> _Task objective_
Look through the entries below. Say how many lines include "lens", with nothing added.

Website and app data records
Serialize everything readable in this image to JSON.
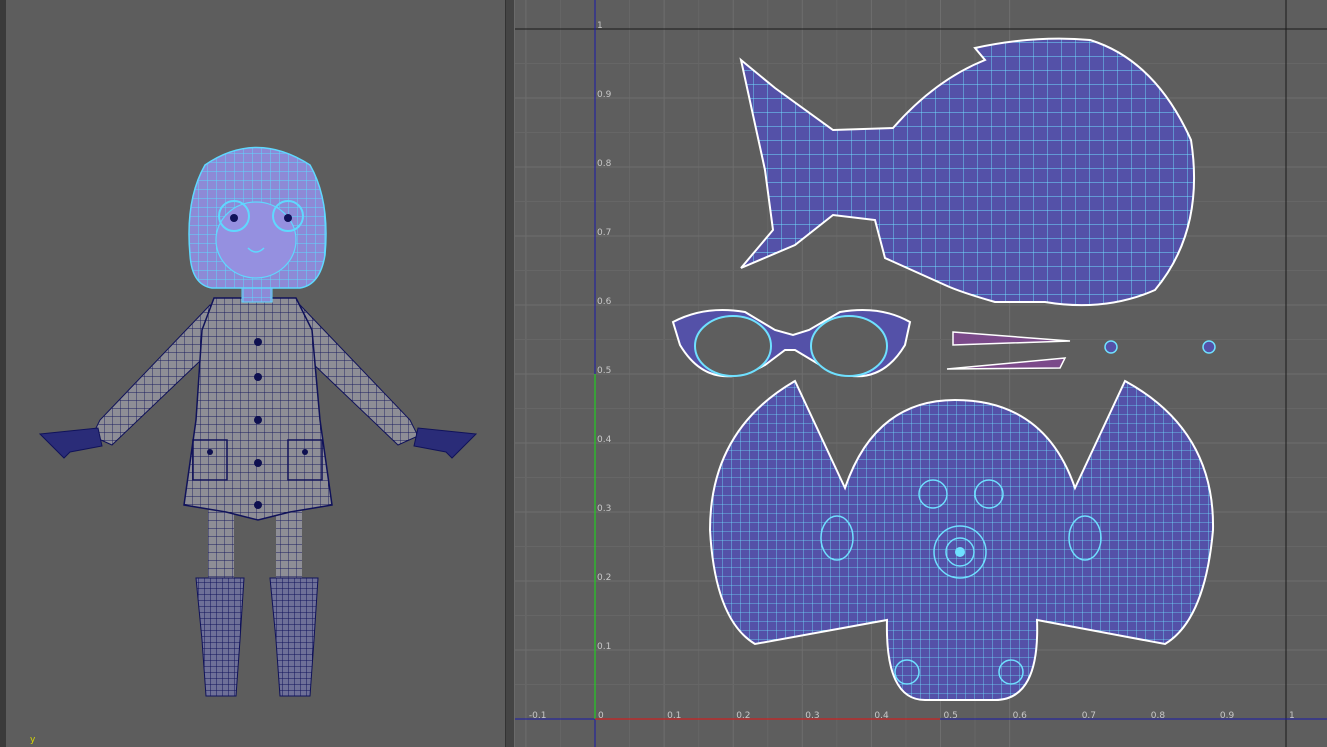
{
  "viewport_persp": {
    "axis_indicator": "y",
    "model": "girl-character-wireframe"
  },
  "uv_editor": {
    "x_ticks": [
      "-0.1",
      "0",
      "0.1",
      "0.2",
      "0.3",
      "0.4",
      "0.5",
      "0.6",
      "0.7",
      "0.8",
      "0.9",
      "1"
    ],
    "y_ticks": [
      "1",
      "0.9",
      "0.8",
      "0.7",
      "0.6",
      "0.5",
      "0.4",
      "0.3",
      "0.2",
      "0.1"
    ],
    "shells": [
      "hair-back-shell",
      "glasses-shell",
      "lens-strip-shell-1",
      "lens-strip-shell-2",
      "eye-shell-left",
      "eye-shell-right",
      "face-shell"
    ]
  },
  "colors": {
    "background": "#5e5e5e",
    "grid": "#6b6b6b",
    "uv_fill": "#5451a8",
    "uv_wire": "#6fe0ff",
    "uv_border": "#ffffff",
    "x_axis": "#cc2222",
    "y_axis": "#22cc22",
    "model_wire": "#10125a",
    "selected_wire": "#5fd8ff"
  }
}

> _Written answer_
2